Fewer workers on furlough in Preston
People heading back into employment as nation moves towards end of restrictions
Around1,000 fewer workers in Preston were on furlough in March, as the UK started to recover from the second wave of the coronavirus pandemic.
The latest statistics – which reveal the situation before pubs and non-essential shops opened for the first time in months – show that millions of people nationally were still on the income support scheme as of March 31.
HM Revenue and Customs data shows around 7,500 jobs held by workers living in Preston were furloughed then.
That was 1,000 fewer than the 8,500 furloughed at the end of February, and lower than 8,600 in January.
Women and men in Preston were just as likely to be furloughed, with take-up rates of 12 per cent for both.
By the end of March, roughly 22,400 jobs had been supported by the scheme at any point since its inception, the figures show.
Jobs at firms which are unable to operate or have no work for their employees during the pandemic are eligible for furlough pay from the Government – with workers currently getting 80 per cent of their wages, up to £2,500 per month.
The scheme has been extended until the end of September – beyond the planned reopening of all areas of the economy on June 21 – and employers will have to pay a higher contribution from July.
Across the UK, 4.2m jobs were furloughed as of March 31, down from 4.7m a month before.

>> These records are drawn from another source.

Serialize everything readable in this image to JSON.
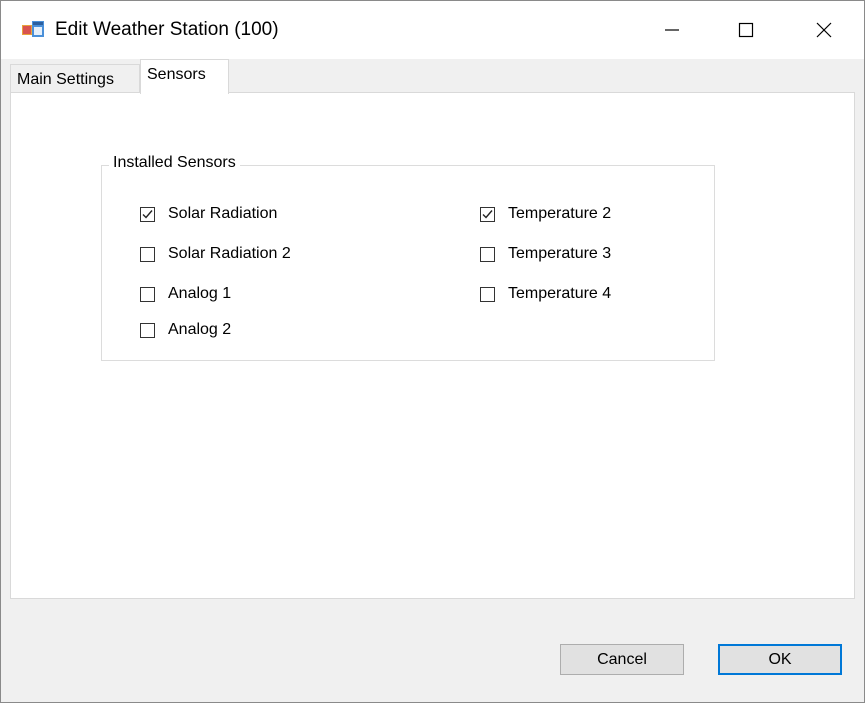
{
  "window": {
    "title": "Edit Weather Station (100)",
    "app_icon": "app-window-icon",
    "controls": {
      "minimize": "minimize-icon",
      "maximize": "maximize-icon",
      "close": "close-icon"
    }
  },
  "tabs": [
    {
      "label": "Main Settings",
      "active": false
    },
    {
      "label": "Sensors",
      "active": true
    }
  ],
  "sensors": {
    "group_title": "Installed Sensors",
    "items": [
      {
        "label": "Solar Radiation",
        "checked": true
      },
      {
        "label": "Solar Radiation 2",
        "checked": false
      },
      {
        "label": "Analog 1",
        "checked": false
      },
      {
        "label": "Analog 2",
        "checked": false
      },
      {
        "label": "Temperature 2",
        "checked": true
      },
      {
        "label": "Temperature 3",
        "checked": false
      },
      {
        "label": "Temperature 4",
        "checked": false
      }
    ]
  },
  "buttons": {
    "cancel": "Cancel",
    "ok": "OK"
  },
  "colors": {
    "accent": "#0078d7",
    "button_face": "#e1e1e1",
    "dialog_bg": "#f0f0f0"
  }
}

The latest figures do not cover the further easing of lockdown in April, which saw customers flood back to salons, gyms, pub gardens and non-essential shops across the UK.
But the Resolution Foundation, which focuses on living standards, said they indicate that the lifting of restrictions has "taken some of the heat off furlough".
"At the end of March, 4.2m employees were furloughed. Initial estimates from Office for National Statistics business survey data suggest that as restrictions were eased, the number furloughed fell to just over 3m", the think tank said.
"Still, firms in social consumption sectors like hospitality and leisure had over half of their employees furloughed in March.
"These are some of the lowest paid sectors containing a high share of young workers."
Around 1,660 hospitality jobs held by workers in Preston were furloughed as of March 31 – 22 per cent of all jobs.
That was the second-largest proportion of all sectors, behind wholesale and retail and motor vehicle repair services (25 per cent).
Across the UK, 1.1m jobs in the accommodation and food services sector were furloughed in March.